Activity
What lines in the records below hold the string "Soup"? Please show them.

(Saved entries)
▼
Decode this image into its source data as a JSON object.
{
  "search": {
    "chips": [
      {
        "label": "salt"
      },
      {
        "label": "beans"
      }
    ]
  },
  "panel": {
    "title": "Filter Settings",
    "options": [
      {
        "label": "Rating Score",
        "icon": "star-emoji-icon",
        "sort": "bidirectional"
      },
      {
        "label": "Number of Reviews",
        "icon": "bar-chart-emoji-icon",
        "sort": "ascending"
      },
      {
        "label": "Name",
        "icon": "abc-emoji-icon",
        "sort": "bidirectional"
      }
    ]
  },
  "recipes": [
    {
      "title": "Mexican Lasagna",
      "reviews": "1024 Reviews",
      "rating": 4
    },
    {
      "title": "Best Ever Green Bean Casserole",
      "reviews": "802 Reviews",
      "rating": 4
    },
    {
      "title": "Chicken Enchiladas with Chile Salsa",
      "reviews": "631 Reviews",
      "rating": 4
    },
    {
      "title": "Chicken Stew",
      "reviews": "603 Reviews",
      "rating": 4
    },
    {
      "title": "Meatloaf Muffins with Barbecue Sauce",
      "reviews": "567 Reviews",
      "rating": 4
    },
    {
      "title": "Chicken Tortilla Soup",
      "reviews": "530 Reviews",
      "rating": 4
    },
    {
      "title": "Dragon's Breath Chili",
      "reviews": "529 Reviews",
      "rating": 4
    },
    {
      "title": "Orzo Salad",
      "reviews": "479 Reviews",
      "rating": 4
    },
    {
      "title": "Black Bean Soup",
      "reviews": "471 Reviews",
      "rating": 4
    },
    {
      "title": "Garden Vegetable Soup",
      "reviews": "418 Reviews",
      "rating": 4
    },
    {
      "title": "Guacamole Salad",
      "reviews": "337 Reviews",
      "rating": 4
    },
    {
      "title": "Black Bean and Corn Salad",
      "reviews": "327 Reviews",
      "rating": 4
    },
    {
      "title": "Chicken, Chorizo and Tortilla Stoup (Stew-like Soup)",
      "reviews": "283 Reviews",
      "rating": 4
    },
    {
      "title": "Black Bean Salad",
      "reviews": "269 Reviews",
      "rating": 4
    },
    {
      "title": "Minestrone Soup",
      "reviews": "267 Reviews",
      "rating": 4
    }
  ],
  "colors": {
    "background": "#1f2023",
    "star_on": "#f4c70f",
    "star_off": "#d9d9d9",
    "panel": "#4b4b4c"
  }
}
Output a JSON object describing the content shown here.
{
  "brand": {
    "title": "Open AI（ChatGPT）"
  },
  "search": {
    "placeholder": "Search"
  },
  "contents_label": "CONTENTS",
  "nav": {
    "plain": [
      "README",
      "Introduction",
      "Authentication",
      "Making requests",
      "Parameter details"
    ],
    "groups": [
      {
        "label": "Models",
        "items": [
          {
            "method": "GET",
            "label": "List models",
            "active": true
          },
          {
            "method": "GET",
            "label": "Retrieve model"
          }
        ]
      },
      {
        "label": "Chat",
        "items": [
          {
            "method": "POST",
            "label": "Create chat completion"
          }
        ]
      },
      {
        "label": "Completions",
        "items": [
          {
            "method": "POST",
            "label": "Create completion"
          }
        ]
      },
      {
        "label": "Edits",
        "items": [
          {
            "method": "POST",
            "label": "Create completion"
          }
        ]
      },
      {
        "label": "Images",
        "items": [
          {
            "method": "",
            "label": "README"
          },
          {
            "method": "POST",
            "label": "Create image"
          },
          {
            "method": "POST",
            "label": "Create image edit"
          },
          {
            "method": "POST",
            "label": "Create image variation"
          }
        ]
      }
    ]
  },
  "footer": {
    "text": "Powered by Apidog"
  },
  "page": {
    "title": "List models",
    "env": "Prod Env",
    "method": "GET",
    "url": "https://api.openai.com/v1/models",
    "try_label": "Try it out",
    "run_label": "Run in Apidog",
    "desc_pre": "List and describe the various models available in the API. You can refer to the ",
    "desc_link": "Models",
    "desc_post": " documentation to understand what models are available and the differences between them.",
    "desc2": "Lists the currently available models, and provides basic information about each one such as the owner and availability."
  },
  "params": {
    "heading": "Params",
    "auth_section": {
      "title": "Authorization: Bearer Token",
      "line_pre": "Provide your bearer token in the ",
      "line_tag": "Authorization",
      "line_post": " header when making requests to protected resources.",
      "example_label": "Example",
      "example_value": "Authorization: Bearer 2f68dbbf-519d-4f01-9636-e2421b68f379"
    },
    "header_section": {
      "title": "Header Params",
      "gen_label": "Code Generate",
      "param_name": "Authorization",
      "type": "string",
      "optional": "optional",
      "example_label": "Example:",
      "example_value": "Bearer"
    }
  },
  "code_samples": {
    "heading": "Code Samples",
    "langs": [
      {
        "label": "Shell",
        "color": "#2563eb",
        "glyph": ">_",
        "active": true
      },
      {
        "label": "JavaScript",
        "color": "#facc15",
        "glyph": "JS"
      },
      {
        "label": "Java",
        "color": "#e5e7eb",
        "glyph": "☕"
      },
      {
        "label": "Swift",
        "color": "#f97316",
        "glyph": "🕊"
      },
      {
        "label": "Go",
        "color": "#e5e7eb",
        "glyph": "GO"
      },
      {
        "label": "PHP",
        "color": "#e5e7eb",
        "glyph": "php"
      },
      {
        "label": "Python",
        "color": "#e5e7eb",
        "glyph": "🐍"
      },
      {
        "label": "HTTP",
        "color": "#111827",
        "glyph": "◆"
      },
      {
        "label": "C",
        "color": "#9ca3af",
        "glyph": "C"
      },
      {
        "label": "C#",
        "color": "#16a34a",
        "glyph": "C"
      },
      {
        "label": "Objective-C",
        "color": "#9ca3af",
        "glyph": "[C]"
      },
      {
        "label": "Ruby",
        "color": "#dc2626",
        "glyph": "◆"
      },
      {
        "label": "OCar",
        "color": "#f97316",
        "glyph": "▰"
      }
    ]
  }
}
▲
Reply to the task
      "title": "Chicken Tortilla Soup",
      "title": "Black Bean Soup",
      "title": "Garden Vegetable Soup",
      "title": "Chicken, Chorizo and Tortilla Stoup (Stew-like Soup)",
      "title": "Minestrone Soup",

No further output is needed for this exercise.